April 03, 2011
Why does snoring occur?
Snoring occurs due to narrowing of the airway causing vibration of the soft tissues of the throat during sleep. It is a phenomenon that is observed during sleep especially by the bed partner.
How common is snoring?
- It is more common in men generally whereby 45% of men and 30% of women snore on a regular basis
- Risk factors for snoring include overweight, increasing age, nasal blockage, sedating medications, alcohol, sleeping position and thick neck
- It is important to recognize if snoring is related to an underlying medical problem such as obstructive sleep apnea (OSA) or is an isolated problem
- Snoring can also lead to bedroom disharmony. It can affect the quality of life of not just the snorer but also the bed partner
What is obstructive sleep apnea (OSA)?
It is a severe form of snoring which has serious health consequences. OSA occurs due to complete collapse or obstruction of the upper airway, at one or a combination of these levels:
- Nasal Airway
- Soft Palate/Tonsils
- Tongue Base
- Pharyngeal Walls
The collapse of the airway at these possible sites can lead to apnea, which is total cessation of airflow during breathing for more than 10 seconds. Therefore this will lead to a drop in the blood oxygen saturation level.
Consequently OSA is related to serious health problems such as increased risk of heart attacks, heart disease, hypertension and stroke when left untreated.
What are the complaints related to OSA?
- Loud, irregular snoring
- Daytime tiredness with increased tendency to fall asleep during the day
- Headaches in the morning
- Lack of concentration
- Deterioration of intellectual capabilities
- Personality changes
- Potency problems
- Night sweats
- Tendency to depression
How does the doctor diagnose OSA?
- A thorough history and clinical examination is performed. The weight and height are measured to determine the body mass index (BMI)
- A complete ear, nose and throat examination by endoscopy is performed in the clinic to assess the possible sites of airway obstruction during sleep
- Sleep study is often recommended to confirm the diagnosis and to assess the severity of OSA:
- OSA severity is indicated by the Apnea / Hypopnea Index (AHI) as determined by a Sleep Study
- Mild: 5 – 15 events / hour
- Moderate: 16 – 30 events / hour
- Severe: > 30 events / hour
Is it important to recognize and treat OSA?
It is very important to recognize and treat OSA because if left untreated it can lead to serious health consequences. It is also important to inform your attending doctor if you are diagnosed with OSA especially before undergoing surgery.
Health consequences related to OSA include:
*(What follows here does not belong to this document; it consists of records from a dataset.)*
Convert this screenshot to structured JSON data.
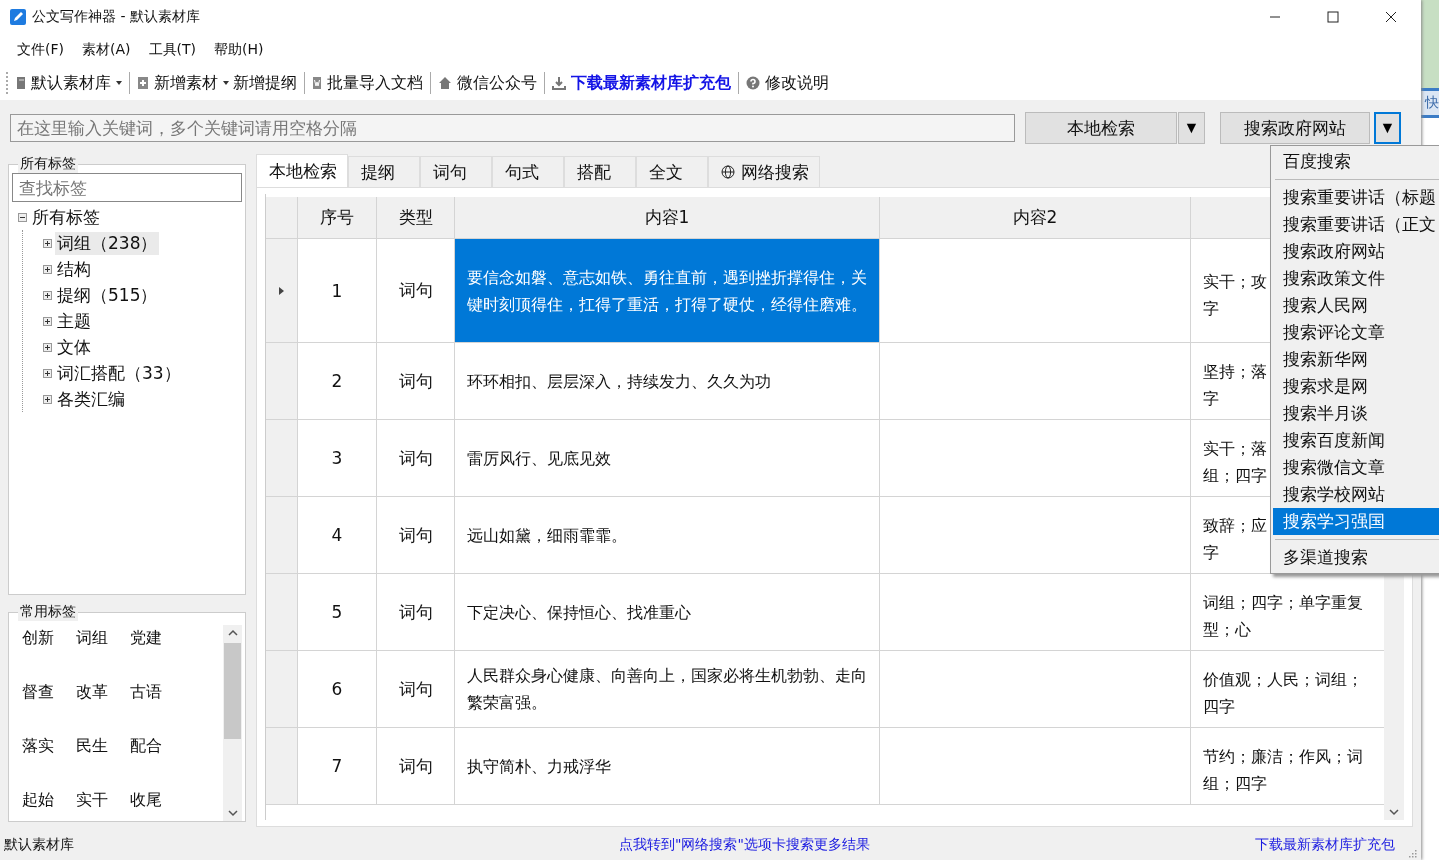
{
  "window": {
    "title": "公文写作神器 - 默认素材库"
  },
  "menu_bar": [
    "文件(F)",
    "素材(A)",
    "工具(T)",
    "帮助(H)"
  ],
  "toolbar": [
    {
      "label": "默认素材库",
      "kind": "dropdown"
    },
    {
      "label": "新增素材",
      "kind": "dropdown"
    },
    {
      "label": "新增提纲",
      "kind": "button"
    },
    {
      "label": "批量导入文档",
      "kind": "button"
    },
    {
      "label": "微信公众号",
      "kind": "button"
    },
    {
      "label": "下载最新素材库扩充包",
      "kind": "link"
    },
    {
      "label": "修改说明",
      "kind": "button"
    }
  ],
  "search": {
    "placeholder": "在这里输入关键词，多个关键词请用空格分隔",
    "local_button": "本地检索",
    "web_button": "搜索政府网站",
    "web_dropdown_open": true,
    "arrow": "▼"
  },
  "all_tags": {
    "title": "所有标签",
    "placeholder": "查找标签",
    "tree": [
      {
        "label": "所有标签",
        "expanded": true,
        "selected": false,
        "children": [
          {
            "label": "词组（238）",
            "expanded": false,
            "selected": true
          },
          {
            "label": "结构",
            "expanded": false,
            "selected": false
          },
          {
            "label": "提纲（515）",
            "expanded": false,
            "selected": false
          },
          {
            "label": "主题",
            "expanded": false,
            "selected": false
          },
          {
            "label": "文体",
            "expanded": false,
            "selected": false
          },
          {
            "label": "词汇搭配（33）",
            "expanded": false,
            "selected": false
          },
          {
            "label": "各类汇编",
            "expanded": false,
            "selected": false
          }
        ]
      }
    ]
  },
  "common_tags": {
    "title": "常用标签",
    "tags": [
      "创新",
      "词组",
      "党建",
      "督查",
      "改革",
      "古语",
      "落实",
      "民生",
      "配合",
      "起始",
      "实干",
      "收尾"
    ]
  },
  "tabs": [
    {
      "label": "本地检索",
      "selected": true
    },
    {
      "label": "提纲",
      "selected": false
    },
    {
      "label": "词句",
      "selected": false
    },
    {
      "label": "句式",
      "selected": false
    },
    {
      "label": "搭配",
      "selected": false
    },
    {
      "label": "全文",
      "selected": false
    },
    {
      "label": "网络搜索",
      "selected": false
    }
  ],
  "table": {
    "columns": [
      "序号",
      "类型",
      "内容1",
      "内容2"
    ],
    "rows": [
      {
        "selected": true,
        "number": "1",
        "type": "词句",
        "content1": "要信念如磐、意志如铁、勇往直前，遇到挫折撑得住，关键时刻顶得住，扛得了重活，打得了硬仗，经得住磨难。",
        "column_3": [
          "实干；攻",
          "字"
        ]
      },
      {
        "selected": false,
        "number": "2",
        "type": "词句",
        "content1": "环环相扣、层层深入，持续发力、久久为功",
        "column_3": [
          "坚持；落",
          "字"
        ]
      },
      {
        "selected": false,
        "number": "3",
        "type": "词句",
        "content1": "雷厉风行、见底见效",
        "column_3": [
          "实干；落",
          "组；四字"
        ]
      },
      {
        "selected": false,
        "number": "4",
        "type": "词句",
        "content1": "远山如黛，细雨霏霏。",
        "column_3": [
          "致辞；应",
          "字"
        ]
      },
      {
        "selected": false,
        "number": "5",
        "type": "词句",
        "content1": "下定决心、保持恒心、找准重心",
        "column_3": [
          "词组；四字；单字重复",
          "型；心"
        ]
      },
      {
        "selected": false,
        "number": "6",
        "type": "词句",
        "content1": "人民群众身心健康、向善向上，国家必将生机勃勃、走向繁荣富强。",
        "column_3": [
          "价值观；人民；词组；",
          "四字"
        ]
      },
      {
        "selected": false,
        "number": "7",
        "type": "词句",
        "content1": "执守简朴、力戒浮华",
        "column_3": [
          "节约；廉洁；作风；词",
          "组；四字"
        ]
      }
    ]
  },
  "web_search_menu": [
    {
      "label": "百度搜索",
      "selected": false,
      "separator_after": true
    },
    {
      "label": "搜索重要讲话（标题",
      "selected": false,
      "separator_after": false
    },
    {
      "label": "搜索重要讲话（正文",
      "selected": false,
      "separator_after": false
    },
    {
      "label": "搜索政府网站",
      "selected": false,
      "separator_after": false
    },
    {
      "label": "搜索政策文件",
      "selected": false,
      "separator_after": false
    },
    {
      "label": "搜索人民网",
      "selected": false,
      "separator_after": false
    },
    {
      "label": "搜索评论文章",
      "selected": false,
      "separator_after": false
    },
    {
      "label": "搜索新华网",
      "selected": false,
      "separator_after": false
    },
    {
      "label": "搜索求是网",
      "selected": false,
      "separator_after": false
    },
    {
      "label": "搜索半月谈",
      "selected": false,
      "separator_after": false
    },
    {
      "label": "搜索百度新闻",
      "selected": false,
      "separator_after": false
    },
    {
      "label": "搜索微信文章",
      "selected": false,
      "separator_after": false
    },
    {
      "label": "搜索学校网站",
      "selected": false,
      "separator_after": false
    },
    {
      "label": "搜索学习强国",
      "selected": true,
      "separator_after": true
    },
    {
      "label": "多渠道搜索",
      "selected": false,
      "separator_after": false
    }
  ],
  "status_bar": {
    "library": "默认素材库",
    "hint_link": "点我转到\"网络搜索\"选项卡搜索更多结果",
    "download_link": "下载最新素材库扩充包"
  },
  "background_window": {
    "text": "快"
  }
}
- Myocardial infarction
- Type II diabetes
- Cognitive dysfunction
- Impotence, sexual dysfunction, or reduced libido
- Morning headaches
General preventive measures for snoring
- Sleep habits modification
- Regular sleep-wake timesPeaceful surroundings at night
- Moderate room temperature
- Avoidance of night shift and changing work shifts
- Reduction of weight
- Avoidance of alcohol and sedatives
Treatment options for OSA
- APAP (Automated Positive Airway Pressure) with Mask
It is the Gold Standard treatment for Sleep Apnea. Patients are required to wear a face or nasal mask which blows in humidified air. This will help to ‘splint’ the airway open during sleep.
- Oral appliance
Oral Appliance Therapy is a suitable front-line treatment option for mild to moderate OSA sufferers and simple snorers. The Oral Appliance is worn during sleep to maintain the patency of the upper airway by increasing its dimensions and reducing collapsibility. Best are those which are custom made for the patient as it will fit more snugly according to the dimensions of the oral cavity
Surgical treatment options for OSA
The aim of the surgery is to overcome the sites of obstruction. Therefore the type(s) of surgery recommended varies between patients.
The surgeries that can be performed include:
- Tonsillectomy and adenoidectomy for enlarged tonsils and adenoids
- Septoplasty when there is significant nasal septum deviation causing nose block
- Turbinate surgery when there is enlarged turbinates which contribute to nose block
- Soft palate surgery to improve the airway diameter of the throat which includes pillar implant procedure, radiofrequency tissue volume reduction procedure or cautery assisted palatal stiffening operations.
- Base of tongue surgery if there is a bulky tongue which flops backwards and obstructs the airway
- Surgery to facial bones such as the mandibular advancement surgery when there is a small jaw or receding chin
Can OSA occur in children?
Yes, it can occur in children who have snoring. The symptoms may differ from adults as they can present with mouth breathing, behavioural problems/ irritability, learning difficulties, hyperactivity and bedwetting. Often these children have large tonsils and adenoids which cause the airway obstruction. Obesity is a less common reason for OSA in children.
Dr. Mazita Ami
Consultant Ear, Nose, Throat- Head & Neck Surgeon
Columbia Asia Hospital- Bukit Rimau